In many contexts, "nation" is viewed as interchangeable with "state", despite the fact that technical definition is somewhat different. Many academics would say that there is no actual "American nation" in line with the Oxford definition, and I'd agree with that. However, when an American president "addresses the nation" he does not mean that he is addressing an "American nation" in the sense of an "imagined community", but that he is addressing citizens of the United States. I understand now that writing "state" with regard to the poll was incorrect, and have realised that that was not a good translation. Hence, I've replaced it with "unique Austrian national identity", which is clear and precise, and has no ambiguity. RGloucester — ☎ 16:17, 10 July 2014 (UTC)
Thanks for understanding. I just want to make the prose as clear as possible. By the way, I've also nominated this article for a GA review. I think it is somewhat ready. RGloucester — ☎ 18:09, 10 July 2014 (UTC)
@RJFF: I was wondering, are there any citations for the last paragraph of the section "During the Imperial period"? It seems like it should have some. Also, I was wondering if you're aware of any German-language material from the German Wikipedia that would help to expand the section on the Nazi period? Thanks. RGloucester — ☎ 00:28, 18 July 2014 (UTC)
I think I have taken that information from an encyclopedia at my uncle's house. I won't go there anytime soon so I am afraid that I can't verify it for now. In my first version of this article three years ago, I forgot to add any references, so for some sentences it is difficult to trace back on which source they are based. The de.wiki article is much more superficial than this one and not a source for expansion. There is only one sentence about the Nazi period, saying that the "Anschluss" was achieved in 1938 and the German nationalist movement was virtually absorbed by the NSDAP. —RJFF (talk) 14:56, 19 July 2014 (UTC)

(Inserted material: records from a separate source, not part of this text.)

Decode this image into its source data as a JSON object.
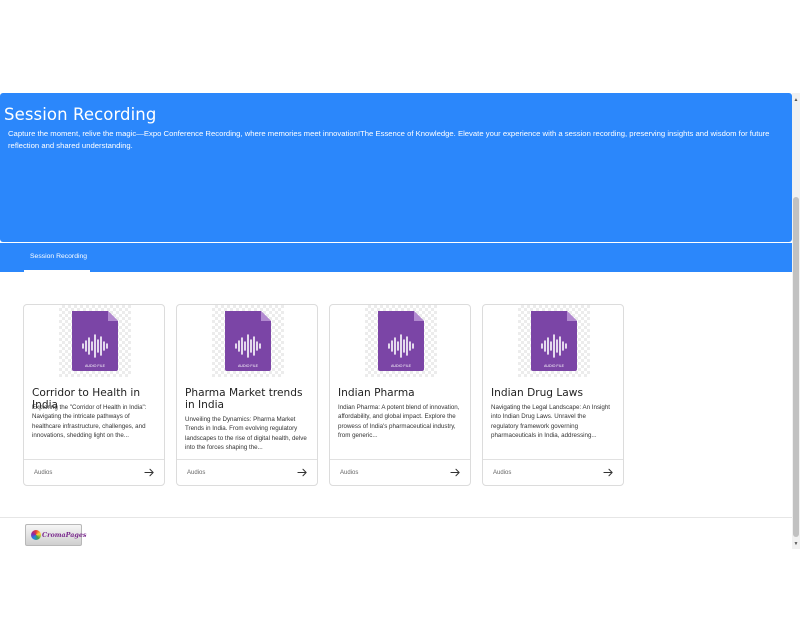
{
  "banner": {
    "title": "Session Recording",
    "description": "Capture the moment, relive the magic—Expo Conference Recording, where memories meet innovation!The Essence of Knowledge. Elevate your experience with a session recording, preserving insights and wisdom for future reflection and shared understanding.",
    "color": "#2b87fb"
  },
  "tabs": [
    {
      "label": "Session Recording",
      "active": true
    }
  ],
  "file_icon": {
    "label": "AUDIO FILE",
    "color": "#7b45a6"
  },
  "cards": [
    {
      "title": "Corridor to Health in India",
      "description": "Exploring the \"Corridor of Health in India\": Navigating the intricate pathways of healthcare infrastructure, challenges, and innovations, shedding light on the...",
      "category": "Audios",
      "icon": "arrow-right-icon"
    },
    {
      "title": "Pharma Market trends in India",
      "description": "Unveiling the Dynamics: Pharma Market Trends in India. From evolving regulatory landscapes to the rise of digital health, delve into the forces shaping the...",
      "category": "Audios",
      "icon": "arrow-right-icon"
    },
    {
      "title": "Indian Pharma",
      "description": "Indian Pharma: A potent blend of innovation, affordability, and global impact. Explore the prowess of India's pharmaceutical industry, from generic...",
      "category": "Audios",
      "icon": "arrow-right-icon"
    },
    {
      "title": "Indian Drug Laws",
      "description": "Navigating the Legal Landscape: An Insight into Indian Drug Laws. Unravel the regulatory framework governing pharmaceuticals in India, addressing...",
      "category": "Audios",
      "icon": "arrow-right-icon"
    }
  ],
  "footer": {
    "logo_text": "CromaPages"
  }
}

I'll look around for some references, then. RGloucester — ☎ 15:30, 19 July 2014 (UTC)
Note: If you have changed the sentence that needed to be corrected, press Enter and start off the line with ::, then use Y or Done If the change was only partially done use Y, and N or Not done if the change could not occur. (If you would explain why, I would be greatly appreciated :P) To see code, go to edit source and copy the code.
"several political parties and groups have express pan-German nationalist sentiment."
Change express to expressed.
During the imperial period
"and anti-clerical policies, in an attempt entrench the German ethnic identity."
Add to after attempt.
Are we going to use the serial comma or not? I see one example of it not being used: "This manifesto was signed by the radical German nationalist Georg von Schönerer, Vienna's populist, pro-Catholic and royalist mayor Karl :Lueger" and then I see it being used: "His radical racist German nationalism was especially popular amongst the well-educated intelligentsia: professors, grammar school teachers', and students."
I always use the Oxford comma, myself, so I've converted that sentence. RGloucester — ☎ 19:55, 29 December 2014 (UTC)
"He demanded the annexation of all German-speaking territories of Austria-Hungary to the Prussian-led German Empire, and rejected any form of Austrian pan-ethnic identity."
"comma and" is used only when the 2nd sentence is a full sentence, not a clause. Remove the comma before and.
Dissolution of Austria-Hungary (1918–1919)
During the First Republic and Austrofascist period (1919–1938)